ADHD and Adults: Systems, Strategies and Shortcuts that Foster Success
For individuals with ADHD, the foundation for success is accepting your ADHD. This includes accepting that your brain is wired differently—not defectively, said Roberto Olivardia, Ph.D, a clinical instructor of psychology at Harvard Medical School and clinical psychologist who specializes in ADHD.
“The truth is, adults with ADHD are creative, driven, intuitive, resourceful and are capable of great success,” said Natalia van Rikxoort, MSW, a social worker, therapeutic arts facilitator and life coach who specializes in ADHD and helps her clients use their strengths to overcome challenges and discover true fulfillment in their lives.
The key is to incorporate systems, strategies and shortcuts into your life. Many of Olivardia’s patients worry that using a shortcut is akin to cheating or admitting that they’re not as smart or strong or motivated as people without ADHD. “I remind them that the term ‘shortcut’ in regards to ADHD means that you are merely diminishing the unnecessary executive fuel that is burned by virtue of having ADHD…Shortcuts are simply strategic ways of doing things in the most efficient way possible.”
He used the example of a cell phone and landline. Even though they’re both phones, we don’t assume that they work the same way. They also come with different manuals. “Different brains require different strategies for success.” As such, below you’ll find a list of 12 tools and techniques to help you thrive and cultivate success—whatever that means for you.
Know yourself. Olivardia, who also has ADHD, exercises after work, sometimes at 10 p.m. He changes into his workout clothes at his office before leaving for the gym. Because if he doesn’t change, even with good intentions, he drives right by the gym and goes home. Already wearing his exercise clothes is a concrete, external cue, a loud, clear-cut message to his brain that it’s time to work out. “Yes, most people leave work and change into their gym clothes in the gym locker room. I know myself too well and how my ADHD and motivation work.”
ADHD coach Aaron Smith regularly forgets to eat. Which is why he starts the day with a power smoothie. It’s filled with brain-boosting ingredients, such as bananas, berries, spinach, vegetable-based protein powder, almond butter and almond milk.
How does your motivation function? What system, strategy or shortcut might help you take action or incorporate an activity you enjoy?

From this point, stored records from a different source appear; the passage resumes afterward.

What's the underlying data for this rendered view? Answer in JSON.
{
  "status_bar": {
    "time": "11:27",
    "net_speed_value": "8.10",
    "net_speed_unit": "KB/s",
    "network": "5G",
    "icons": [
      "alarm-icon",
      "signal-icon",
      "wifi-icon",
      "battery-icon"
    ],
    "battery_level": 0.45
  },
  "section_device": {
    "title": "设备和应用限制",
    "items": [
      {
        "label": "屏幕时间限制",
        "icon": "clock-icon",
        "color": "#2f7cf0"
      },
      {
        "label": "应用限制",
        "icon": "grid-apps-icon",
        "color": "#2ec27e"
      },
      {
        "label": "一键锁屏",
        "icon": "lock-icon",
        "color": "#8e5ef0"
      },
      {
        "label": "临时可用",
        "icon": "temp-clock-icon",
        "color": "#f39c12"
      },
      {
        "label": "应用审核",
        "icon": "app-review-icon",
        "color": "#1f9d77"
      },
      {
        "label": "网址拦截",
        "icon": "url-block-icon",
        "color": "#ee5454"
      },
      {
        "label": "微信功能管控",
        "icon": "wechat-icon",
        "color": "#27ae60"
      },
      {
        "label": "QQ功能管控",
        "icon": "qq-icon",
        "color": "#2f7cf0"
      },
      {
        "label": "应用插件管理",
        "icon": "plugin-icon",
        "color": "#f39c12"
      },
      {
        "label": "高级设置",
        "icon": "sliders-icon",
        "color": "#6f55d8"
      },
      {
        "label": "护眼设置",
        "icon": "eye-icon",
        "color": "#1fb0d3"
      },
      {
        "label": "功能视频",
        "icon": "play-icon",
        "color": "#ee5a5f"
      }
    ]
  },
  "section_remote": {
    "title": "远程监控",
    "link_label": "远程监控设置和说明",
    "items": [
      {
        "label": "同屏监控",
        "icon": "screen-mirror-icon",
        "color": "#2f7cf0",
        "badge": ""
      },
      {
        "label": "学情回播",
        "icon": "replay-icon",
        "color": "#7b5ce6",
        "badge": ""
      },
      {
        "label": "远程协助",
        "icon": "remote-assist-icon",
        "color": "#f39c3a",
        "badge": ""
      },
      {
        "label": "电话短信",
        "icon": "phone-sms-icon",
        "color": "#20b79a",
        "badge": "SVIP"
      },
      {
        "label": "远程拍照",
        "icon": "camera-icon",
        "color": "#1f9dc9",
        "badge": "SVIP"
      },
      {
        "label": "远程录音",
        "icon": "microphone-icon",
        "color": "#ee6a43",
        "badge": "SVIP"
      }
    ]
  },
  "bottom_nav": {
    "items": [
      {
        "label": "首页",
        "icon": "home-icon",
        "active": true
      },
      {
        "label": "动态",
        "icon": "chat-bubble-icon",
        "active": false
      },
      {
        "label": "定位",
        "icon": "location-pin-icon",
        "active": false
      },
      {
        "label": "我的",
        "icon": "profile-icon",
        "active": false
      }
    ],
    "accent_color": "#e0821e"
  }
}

Have a landing zone and launching pad. A landing zone includes important things, such as: a bowl for keys, your wallet and a phone; a basket for incoming mail; and a spot for your bag, said Debra Michaud, M.A., an organizer and ADHD coach who specializes in working with adults struggling with chronic disorganization. A launching pad includes anything that needs to leave the house, she said, such as: bills, birthday cards, donations and store returns.
Eat dessert first. You’ve probably heard the advice “eat your frog,” meaning do the worst task on your list first to get it out of the way. But this doesn’t work for people with ADHD. Instead of starting with a task you’re dreading, pick a task that’s enjoyable or fun, said van Rikxoort. “This will help jump-start your brain and boost your mood, which will set you up for success when you take on those not-so-preferred tasks.”